Some mics take up loads of real-estate, but not the Razer Seiren X. It perches atop your desk like an alien obelisk from a sci-fi movie, and it’s not much bigger than a can of soda. That makes it ideal for streaming on the likes of Twitch, where you want viewers to be able to see you as well as the gameplay.
As you’d expect from Razer, there are a few big selling points to speak of. First up is the built-in shock mount, designed to dampen vibrations (when you accidentally knock the table, for instance). Next up is the ‘super-cardioid’ polar pattern, a feature that purportedly reduces background noise and hones in on your voice. While it’s not 100% effective, it’s still a solid effort.
Finally, it’s good value considering its price. There are more expensive versions out there like the Seiren Elite or the Seiren Emote (the latter has an 8-bit LED screen to show emoticons and the like), but this is still our favorite.
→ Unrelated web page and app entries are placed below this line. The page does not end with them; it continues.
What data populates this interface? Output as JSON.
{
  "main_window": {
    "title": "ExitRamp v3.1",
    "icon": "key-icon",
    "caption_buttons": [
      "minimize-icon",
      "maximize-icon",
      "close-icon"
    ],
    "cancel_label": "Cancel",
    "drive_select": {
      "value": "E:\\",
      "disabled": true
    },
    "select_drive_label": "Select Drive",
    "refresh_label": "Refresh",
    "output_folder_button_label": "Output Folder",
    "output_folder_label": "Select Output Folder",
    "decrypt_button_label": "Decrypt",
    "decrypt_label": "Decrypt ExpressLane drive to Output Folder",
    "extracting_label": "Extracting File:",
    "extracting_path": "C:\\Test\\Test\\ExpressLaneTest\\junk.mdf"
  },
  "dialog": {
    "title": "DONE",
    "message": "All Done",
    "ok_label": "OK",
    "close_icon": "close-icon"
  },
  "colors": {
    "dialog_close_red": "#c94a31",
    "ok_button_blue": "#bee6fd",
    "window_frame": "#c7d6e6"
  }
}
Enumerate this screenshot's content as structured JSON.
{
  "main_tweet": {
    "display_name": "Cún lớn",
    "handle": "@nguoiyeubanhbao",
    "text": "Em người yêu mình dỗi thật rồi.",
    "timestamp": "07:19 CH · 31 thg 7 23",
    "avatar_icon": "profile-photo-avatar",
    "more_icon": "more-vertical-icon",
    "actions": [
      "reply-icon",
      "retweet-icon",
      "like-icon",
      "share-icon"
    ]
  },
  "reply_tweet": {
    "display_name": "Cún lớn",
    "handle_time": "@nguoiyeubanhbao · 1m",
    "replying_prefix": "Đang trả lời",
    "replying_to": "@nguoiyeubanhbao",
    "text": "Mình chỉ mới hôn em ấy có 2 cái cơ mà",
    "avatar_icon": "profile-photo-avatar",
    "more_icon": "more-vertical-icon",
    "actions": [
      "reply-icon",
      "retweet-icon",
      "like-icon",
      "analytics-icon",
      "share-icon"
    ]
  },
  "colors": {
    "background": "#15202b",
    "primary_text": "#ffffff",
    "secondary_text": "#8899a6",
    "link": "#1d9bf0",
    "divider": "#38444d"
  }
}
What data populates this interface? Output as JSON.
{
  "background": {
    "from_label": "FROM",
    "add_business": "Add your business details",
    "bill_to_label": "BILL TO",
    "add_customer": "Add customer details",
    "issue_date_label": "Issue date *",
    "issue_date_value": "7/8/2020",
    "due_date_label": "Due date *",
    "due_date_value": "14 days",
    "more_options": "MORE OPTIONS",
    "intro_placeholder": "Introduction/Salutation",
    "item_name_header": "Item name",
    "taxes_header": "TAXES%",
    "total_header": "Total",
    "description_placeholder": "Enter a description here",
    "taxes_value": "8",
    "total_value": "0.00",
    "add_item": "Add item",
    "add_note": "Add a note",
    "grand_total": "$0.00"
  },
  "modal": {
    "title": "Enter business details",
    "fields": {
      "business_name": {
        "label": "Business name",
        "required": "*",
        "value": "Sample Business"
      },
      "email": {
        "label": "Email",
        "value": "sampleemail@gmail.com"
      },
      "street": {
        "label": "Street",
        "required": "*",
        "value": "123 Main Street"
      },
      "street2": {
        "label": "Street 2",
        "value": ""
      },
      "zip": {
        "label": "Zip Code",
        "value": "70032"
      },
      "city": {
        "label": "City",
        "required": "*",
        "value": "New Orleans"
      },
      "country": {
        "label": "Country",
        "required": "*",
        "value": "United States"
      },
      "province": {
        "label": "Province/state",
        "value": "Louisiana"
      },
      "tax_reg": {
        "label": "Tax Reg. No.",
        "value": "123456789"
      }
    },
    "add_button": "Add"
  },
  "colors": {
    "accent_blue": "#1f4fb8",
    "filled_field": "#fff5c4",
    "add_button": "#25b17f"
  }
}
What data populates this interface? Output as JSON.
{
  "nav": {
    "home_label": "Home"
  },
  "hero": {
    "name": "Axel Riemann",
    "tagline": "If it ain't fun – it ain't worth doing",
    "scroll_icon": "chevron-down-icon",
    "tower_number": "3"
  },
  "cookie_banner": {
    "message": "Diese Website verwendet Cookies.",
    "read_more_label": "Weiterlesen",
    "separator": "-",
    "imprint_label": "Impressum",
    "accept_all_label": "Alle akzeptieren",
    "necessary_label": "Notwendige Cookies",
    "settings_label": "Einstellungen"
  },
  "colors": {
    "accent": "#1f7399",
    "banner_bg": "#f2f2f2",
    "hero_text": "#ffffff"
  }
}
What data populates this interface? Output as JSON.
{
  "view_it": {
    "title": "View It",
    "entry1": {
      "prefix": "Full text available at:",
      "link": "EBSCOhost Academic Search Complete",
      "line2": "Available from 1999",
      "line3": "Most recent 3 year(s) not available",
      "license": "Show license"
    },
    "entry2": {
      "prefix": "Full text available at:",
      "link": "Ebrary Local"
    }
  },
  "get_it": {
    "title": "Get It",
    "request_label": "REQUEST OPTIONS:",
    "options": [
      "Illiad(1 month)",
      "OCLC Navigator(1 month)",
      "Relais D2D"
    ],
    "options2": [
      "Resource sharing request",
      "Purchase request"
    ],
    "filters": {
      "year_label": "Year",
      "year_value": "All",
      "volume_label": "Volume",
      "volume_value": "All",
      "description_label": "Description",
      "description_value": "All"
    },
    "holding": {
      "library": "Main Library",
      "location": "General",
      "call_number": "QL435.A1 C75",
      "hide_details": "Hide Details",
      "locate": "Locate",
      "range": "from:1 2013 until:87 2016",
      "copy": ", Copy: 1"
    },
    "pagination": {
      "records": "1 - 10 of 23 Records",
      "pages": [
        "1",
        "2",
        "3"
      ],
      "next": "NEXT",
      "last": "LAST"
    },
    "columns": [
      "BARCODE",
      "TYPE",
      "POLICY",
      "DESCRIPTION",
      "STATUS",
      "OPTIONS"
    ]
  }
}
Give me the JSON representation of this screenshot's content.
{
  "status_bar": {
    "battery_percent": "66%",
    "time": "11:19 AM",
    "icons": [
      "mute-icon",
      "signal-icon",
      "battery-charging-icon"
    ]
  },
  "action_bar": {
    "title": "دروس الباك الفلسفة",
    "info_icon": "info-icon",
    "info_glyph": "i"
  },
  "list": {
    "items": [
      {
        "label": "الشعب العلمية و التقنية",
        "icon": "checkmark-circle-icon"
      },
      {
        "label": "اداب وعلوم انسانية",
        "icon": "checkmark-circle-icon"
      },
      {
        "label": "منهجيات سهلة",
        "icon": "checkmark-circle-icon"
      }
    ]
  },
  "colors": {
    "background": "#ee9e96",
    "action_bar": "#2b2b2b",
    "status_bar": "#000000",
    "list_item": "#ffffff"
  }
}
14. AverMedia Live Streamer Mic 330
A solid mic for all purposes
Specifications
Voltage:: TBCPolar patterns: UnidirectionalFrequency response: 50Hz-18,000HzFeatures: Broadcast-quality clarity, all-metal body, built-in pop filterToday’s Best DealsView at AmazonView at AmazonLow StockView at Walmart
Reasons to buy
+Bomb-proof (probably)+Rich and low latency audio
Reasons to avoid
-Requires audio interface and boom arm-Not much here specifically for streamers
Why aren’t we all using XLR studio contenders for best microphone for streaming in our livestreams and podcasts? Probably because they need an audio interface. The Blue Yeti stormed the market in no small part due to its USB cable and the ease of use thereof, so it’s interesting to see the Avermedia Live Streamer Mic 330 pop up with that three-pronged connection dangling from the end.
If you invest in the required audio interface and boom arm or stand, you’re rewarded with a rich sound despite the 330’s relatively narrow frequency response range of 50Hz-18KHz, and solid metal construction that makes most gaming market mics feel flimsy by comparison. With a single mute control on the underside of the capsule, you couldn’t call it fiddly or complex to use, but for a mic with ‘Streamer’ in its name it’s hard to discern where the concessions are to that intended purpose. Most streamers will find a USB mic setup a better solution for its sheer simplicity, but those who also have music projects and low-latency tracking on the mind are served a happy medium here by Avermedia. 
Read more: AverMedia Live Streamer Mic 330 review
Finish your setup with the best gaming keyboard, best gaming mouse, and best headset for gaming. 
Round up of today’s best dealsShure MV7 Podcast microphone$249ViewSee all pricesReduced PriceBlue Yeti Nano$99.99$78ViewSee all pricesReduced PriceSamson G-Track Pro$149.99$129.99ViewSee all pricesRode NT-USB$165.19ViewSee all pricesBlue Yeti X World of Warcraft Edition$169.99ViewSee all pricesElgato Wave 3$179.99ViewSee all pricesReduced PriceRazer Seiren V2 Pro$149.99$132.19ViewSee all pricesReduced PriceROCCAT Torch$99.99$84.99ViewSee all pricesReduced PriceBlue Blackout Spark SL$199.99$149.98ViewSee all pricesEPOS B20$149ViewSee all pricesWe check over 250 million products every day for the best pricespowered by

#microphones #streaming #gaming #boost #clarity #year


Trả lời

Email của bạn sẽ không được hiển thị công khai. Các trường bắt buộc được đánh dấu *

Back to top button